As originally constructed the sarcophagus would have comprised two side panels, two end panels, four corner pieces and a roof slab. The roof slab is entirely missing, as are most of one side and one end panel and a corner piece so that the extant sarcophagus is essentially L-shaped. The external dimensions of the sarcophagus are 177 cm by 90 cm and a height of 70 cm. The stone used is a local sandstone.

The surviving side panel shows, from right to left, a figure breaking the jaws of a lion, a mounted hunter with his sword raised to strike a leaping lion, and hunter on foot, armed with a spear and assisted by a hunting dog, about to attack a wolf. Although it is not certain that the first two figures represent the same person, 19th century illustrations depict them as if they are. The surviving end panel is much simpler, essentially a cross with four small panels between the arms. The fragments of the missing end panel are similar, but not identical, to the surviving one.

Discovery[edit]

Historical opinion[edit]

This is the royal figure on the St Andrew's sarcophagus. The figure is dressed like a late antique Roman emperor, bearing on the neckline of the garment what is probably a kaiserfibel like that depicted on Justinian in the mosaic at San Vitale, Ravenna. This is in the grandest tradition of imitatio imperii. It may therefore be taken as an indirect depiction of the king who commissioned it.[1]

Historians differ on who was likely to have been interred in the sarcophagus. Although it is generally presumed that it was commissioned by the Pictish King Óengus or Onuist, who died in 761, whether it was actually used for his corpse,[2] for his predecessor, Nechtan mac Der Ilei,[3] or for a later personage[4] is unclear.

Notes[edit]

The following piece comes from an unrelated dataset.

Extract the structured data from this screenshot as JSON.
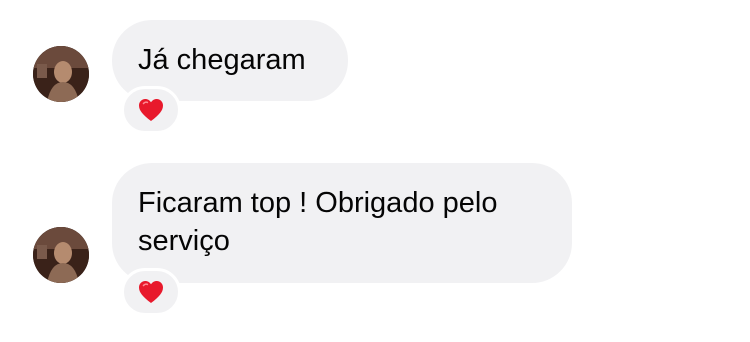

  1. ^ See T.M. Charles Edwards, "'The Continuation of Bede', s.a. 750: high-kings of Tara and 'Bretwaldas'".
  2. ^ MacLean, Douglas. "The Northumbrian Perspective" in Simon Taylor (ed.), Kings, clerics and chronicles in Scotland, 500–1297: essays in honour of Marjorie Ogilvie Anderson on the occasion of her ninetieth birthday. Dublin: Four Courts Press, 2000. ISBN 1-85182-516-9 (pp. 200–201)
  3. ^ Henderson, George & Isabel Henderson, The Art of the Picts, London: Thames and Hudson, 2004. 0-500-23807-3 (pp. 155–156)
  4. ^ Clancy, Thomas Owen. Caustantín son of Fergus (Uurgust) in The Oxford Companion to Scottish History, Oxford & New York: Oxford UP, 2002. ISBN 0-19-211696-7

References[edit]

  • Charles Edwards, T.M., "'The Continuation of Bede', s.a. 750: high-kings of Tara and 'Bretwaldas'" in Smyth (ed.), Seanchas, pp. 137–46.
  • Foster, Sally M. (ed.), The St Andrews Sarcophagus: A Pictish Masterpiece and its International Connections. Dublin: Four Courts Press, 1998. ISBN 1-85182-414-6
  • Henderson, George & Henderson, Isabel, The Art of the Picts: Sculpture and Metalwork in Early Medieval Scotland. London: Thames & Hudson, 2004. ISBN 0-500-23807-3
  • Smyth, Alfred P. (ed.), Seanchas: Studies in Early Medieval Irish Archaeology, History and Literature in Honour of Francis J. Byrne. Dublin: Four Courts Press, 2000. ISBN 1-85182-489-8

Coordinates: 56°20′22″N 2°47′15″W / 56.3394°N 2.7875°W / 56.3394; -2.7875